SUPPLIED RECORDS section start

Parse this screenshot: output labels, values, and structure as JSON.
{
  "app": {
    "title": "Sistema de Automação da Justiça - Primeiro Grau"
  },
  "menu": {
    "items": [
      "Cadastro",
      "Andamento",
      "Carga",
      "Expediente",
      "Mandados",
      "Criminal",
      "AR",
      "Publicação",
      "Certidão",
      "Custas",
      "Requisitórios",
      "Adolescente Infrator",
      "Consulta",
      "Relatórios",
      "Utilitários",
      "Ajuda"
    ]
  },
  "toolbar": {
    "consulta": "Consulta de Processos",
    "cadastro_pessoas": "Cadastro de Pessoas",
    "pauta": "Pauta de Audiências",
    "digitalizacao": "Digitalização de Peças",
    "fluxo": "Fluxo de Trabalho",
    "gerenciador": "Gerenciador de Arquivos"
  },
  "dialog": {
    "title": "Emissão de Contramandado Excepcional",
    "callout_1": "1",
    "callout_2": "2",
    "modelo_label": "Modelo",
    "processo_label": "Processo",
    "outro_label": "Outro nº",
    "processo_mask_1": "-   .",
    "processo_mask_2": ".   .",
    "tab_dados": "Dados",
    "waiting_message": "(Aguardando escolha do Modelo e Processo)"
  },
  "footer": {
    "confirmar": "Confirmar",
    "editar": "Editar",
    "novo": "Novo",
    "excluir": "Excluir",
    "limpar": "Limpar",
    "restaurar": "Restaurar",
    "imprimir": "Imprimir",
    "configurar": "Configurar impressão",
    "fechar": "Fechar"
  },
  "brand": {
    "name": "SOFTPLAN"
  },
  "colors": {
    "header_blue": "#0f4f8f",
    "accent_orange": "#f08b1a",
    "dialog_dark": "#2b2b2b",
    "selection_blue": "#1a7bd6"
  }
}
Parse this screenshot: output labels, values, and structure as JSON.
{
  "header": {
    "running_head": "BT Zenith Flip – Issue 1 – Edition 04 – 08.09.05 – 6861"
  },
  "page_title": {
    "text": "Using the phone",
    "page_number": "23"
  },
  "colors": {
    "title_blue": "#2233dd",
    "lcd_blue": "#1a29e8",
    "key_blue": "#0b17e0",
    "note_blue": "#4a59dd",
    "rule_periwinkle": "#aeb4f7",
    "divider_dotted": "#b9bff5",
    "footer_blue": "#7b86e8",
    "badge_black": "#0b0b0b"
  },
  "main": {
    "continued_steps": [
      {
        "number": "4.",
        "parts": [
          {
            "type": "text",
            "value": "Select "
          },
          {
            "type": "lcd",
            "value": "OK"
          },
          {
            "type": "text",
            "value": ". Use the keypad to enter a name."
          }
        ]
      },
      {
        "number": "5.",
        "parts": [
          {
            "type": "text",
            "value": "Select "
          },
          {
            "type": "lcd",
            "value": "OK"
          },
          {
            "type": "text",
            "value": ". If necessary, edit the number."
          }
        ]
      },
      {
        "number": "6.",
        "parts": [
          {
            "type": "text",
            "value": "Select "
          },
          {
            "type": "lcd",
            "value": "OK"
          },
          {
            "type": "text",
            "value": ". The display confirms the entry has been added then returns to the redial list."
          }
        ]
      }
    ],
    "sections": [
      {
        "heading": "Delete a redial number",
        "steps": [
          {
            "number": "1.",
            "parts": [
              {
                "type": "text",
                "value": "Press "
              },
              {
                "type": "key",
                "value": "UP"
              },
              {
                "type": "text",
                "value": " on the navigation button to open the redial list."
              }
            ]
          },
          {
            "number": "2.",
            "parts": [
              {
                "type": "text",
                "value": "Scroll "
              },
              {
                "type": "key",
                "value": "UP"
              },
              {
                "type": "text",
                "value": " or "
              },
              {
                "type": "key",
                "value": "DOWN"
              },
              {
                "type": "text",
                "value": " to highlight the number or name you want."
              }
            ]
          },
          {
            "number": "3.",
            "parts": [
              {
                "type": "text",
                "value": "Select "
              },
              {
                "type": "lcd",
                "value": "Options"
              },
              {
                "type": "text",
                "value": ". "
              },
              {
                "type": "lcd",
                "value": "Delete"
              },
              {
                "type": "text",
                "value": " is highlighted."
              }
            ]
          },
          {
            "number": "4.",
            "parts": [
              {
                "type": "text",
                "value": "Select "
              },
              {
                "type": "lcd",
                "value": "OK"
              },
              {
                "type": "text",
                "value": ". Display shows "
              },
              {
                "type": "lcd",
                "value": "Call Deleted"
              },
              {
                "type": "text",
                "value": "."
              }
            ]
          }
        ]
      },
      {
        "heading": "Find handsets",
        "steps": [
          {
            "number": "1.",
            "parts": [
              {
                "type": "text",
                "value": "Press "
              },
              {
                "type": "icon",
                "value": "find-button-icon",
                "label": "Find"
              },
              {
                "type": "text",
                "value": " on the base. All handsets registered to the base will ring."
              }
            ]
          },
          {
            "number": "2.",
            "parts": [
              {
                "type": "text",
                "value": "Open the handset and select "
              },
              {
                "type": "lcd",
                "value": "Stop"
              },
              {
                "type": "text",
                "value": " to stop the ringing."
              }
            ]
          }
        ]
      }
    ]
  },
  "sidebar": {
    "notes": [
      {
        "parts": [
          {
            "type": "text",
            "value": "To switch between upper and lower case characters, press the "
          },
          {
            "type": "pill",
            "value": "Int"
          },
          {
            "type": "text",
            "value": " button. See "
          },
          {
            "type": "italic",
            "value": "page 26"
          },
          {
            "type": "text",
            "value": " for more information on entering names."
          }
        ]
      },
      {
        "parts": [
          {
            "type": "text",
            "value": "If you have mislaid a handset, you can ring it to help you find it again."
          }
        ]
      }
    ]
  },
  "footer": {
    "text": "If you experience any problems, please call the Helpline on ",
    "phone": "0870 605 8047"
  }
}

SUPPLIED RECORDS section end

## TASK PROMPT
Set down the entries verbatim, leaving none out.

## RESPONSE AREA
Parse this screenshot: output labels, values, and structure as JSON.
{
  "app": {
    "title": "Sistema de Automação da Justiça - Primeiro Grau"
  },
  "menu": {
    "items": [
      "Cadastro",
      "Andamento",
      "Carga",
      "Expediente",
      "Mandados",
      "Criminal",
      "AR",
      "Publicação",
      "Certidão",
      "Custas",
      "Requisitórios",
      "Adolescente Infrator",
      "Consulta",
      "Relatórios",
      "Utilitários",
      "Ajuda"
    ]
  },
  "toolbar": {
    "consulta": "Consulta de Processos",
    "cadastro_pessoas": "Cadastro de Pessoas",
    "pauta": "Pauta de Audiências",
    "digitalizacao": "Digitalização de Peças",
    "fluxo": "Fluxo de Trabalho",
    "gerenciador": "Gerenciador de Arquivos"
  },
  "dialog": {
    "title": "Emissão de Contramandado Excepcional",
    "callout_1": "1",
    "callout_2": "2",
    "modelo_label": "Modelo",
    "processo_label": "Processo",
    "outro_label": "Outro nº",
    "processo_mask_1": "-   .",
    "processo_mask_2": ".   .",
    "tab_dados": "Dados",
    "waiting_message": "(Aguardando escolha do Modelo e Processo)"
  },
  "footer": {
    "confirmar": "Confirmar",
    "editar": "Editar",
    "novo": "Novo",
    "excluir": "Excluir",
    "limpar": "Limpar",
    "restaurar": "Restaurar",
    "imprimir": "Imprimir",
    "configurar": "Configurar impressão",
    "fechar": "Fechar"
  },
  "brand": {
    "name": "SOFTPLAN"
  },
  "colors": {
    "header_blue": "#0f4f8f",
    "accent_orange": "#f08b1a",
    "dialog_dark": "#2b2b2b",
    "selection_blue": "#1a7bd6"
  }
}
Parse this screenshot: output labels, values, and structure as JSON.
{
  "header": {
    "running_head": "BT Zenith Flip – Issue 1 – Edition 04 – 08.09.05 – 6861"
  },
  "page_title": {
    "text": "Using the phone",
    "page_number": "23"
  },
  "colors": {
    "title_blue": "#2233dd",
    "lcd_blue": "#1a29e8",
    "key_blue": "#0b17e0",
    "note_blue": "#4a59dd",
    "rule_periwinkle": "#aeb4f7",
    "divider_dotted": "#b9bff5",
    "footer_blue": "#7b86e8",
    "badge_black": "#0b0b0b"
  },
  "main": {
    "continued_steps": [
      {
        "number": "4.",
        "parts": [
          {
            "type": "text",
            "value": "Select "
          },
          {
            "type": "lcd",
            "value": "OK"
          },
          {
            "type": "text",
            "value": ". Use the keypad to enter a name."
          }
        ]
      },
      {
        "number": "5.",
        "parts": [
          {
            "type": "text",
            "value": "Select "
          },
          {
            "type": "lcd",
            "value": "OK"
          },
          {
            "type": "text",
            "value": ". If necessary, edit the number."
          }
        ]
      },
      {
        "number": "6.",
        "parts": [
          {
            "type": "text",
            "value": "Select "
          },
          {
            "type": "lcd",
            "value": "OK"
          },
          {
            "type": "text",
            "value": ". The display confirms the entry has been added then returns to the redial list."
          }
        ]
      }
    ],
    "sections": [
      {
        "heading": "Delete a redial number",
        "steps": [
          {
            "number": "1.",
            "parts": [
              {
                "type": "text",
                "value": "Press "
              },
              {
                "type": "key",
                "value": "UP"
              },
              {
                "type": "text",
                "value": " on the navigation button to open the redial list."
              }
            ]
          },
          {
            "number": "2.",
            "parts": [
              {
                "type": "text",
                "value": "Scroll "
              },
              {
                "type": "key",
                "value": "UP"
              },
              {
                "type": "text",
                "value": " or "
              },
              {
                "type": "key",
                "value": "DOWN"
              },
              {
                "type": "text",
                "value": " to highlight the number or name you want."
              }
            ]
          },
          {
            "number": "3.",
            "parts": [
              {
                "type": "text",
                "value": "Select "
              },
              {
                "type": "lcd",
                "value": "Options"
              },
              {
                "type": "text",
                "value": ". "
              },
              {
                "type": "lcd",
                "value": "Delete"
              },
              {
                "type": "text",
                "value": " is highlighted."
              }
            ]
          },
          {
            "number": "4.",
            "parts": [
              {
                "type": "text",
                "value": "Select "
              },
              {
                "type": "lcd",
                "value": "OK"
              },
              {
                "type": "text",
                "value": ". Display shows "
              },
              {
                "type": "lcd",
                "value": "Call Deleted"
              },
              {
                "type": "text",
                "value": "."
              }
            ]
          }
        ]
      },
      {
        "heading": "Find handsets",
        "steps": [
          {
            "number": "1.",
            "parts": [
              {
                "type": "text",
                "value": "Press "
              },
              {
                "type": "icon",
                "value": "find-button-icon",
                "label": "Find"
              },
              {
                "type": "text",
                "value": " on the base. All handsets registered to the base will ring."
              }
            ]
          },
          {
            "number": "2.",
            "parts": [
              {
                "type": "text",
                "value": "Open the handset and select "
              },
              {
                "type": "lcd",
                "value": "Stop"
              },
              {
                "type": "text",
                "value": " to stop the ringing."
              }
            ]
          }
        ]
      }
    ]
  },
  "sidebar": {
    "notes": [
      {
        "parts": [
          {
            "type": "text",
            "value": "To switch between upper and lower case characters, press the "
          },
          {
            "type": "pill",
            "value": "Int"
          },
          {
            "type": "text",
            "value": " button. See "
          },
          {
            "type": "italic",
            "value": "page 26"
          },
          {
            "type": "text",
            "value": " for more information on entering names."
          }
        ]
      },
      {
        "parts": [
          {
            "type": "text",
            "value": "If you have mislaid a handset, you can ring it to help you find it again."
          }
        ]
      }
    ]
  },
  "footer": {
    "text": "If you experience any problems, please call the Helpline on ",
    "phone": "0870 605 8047"
  }
}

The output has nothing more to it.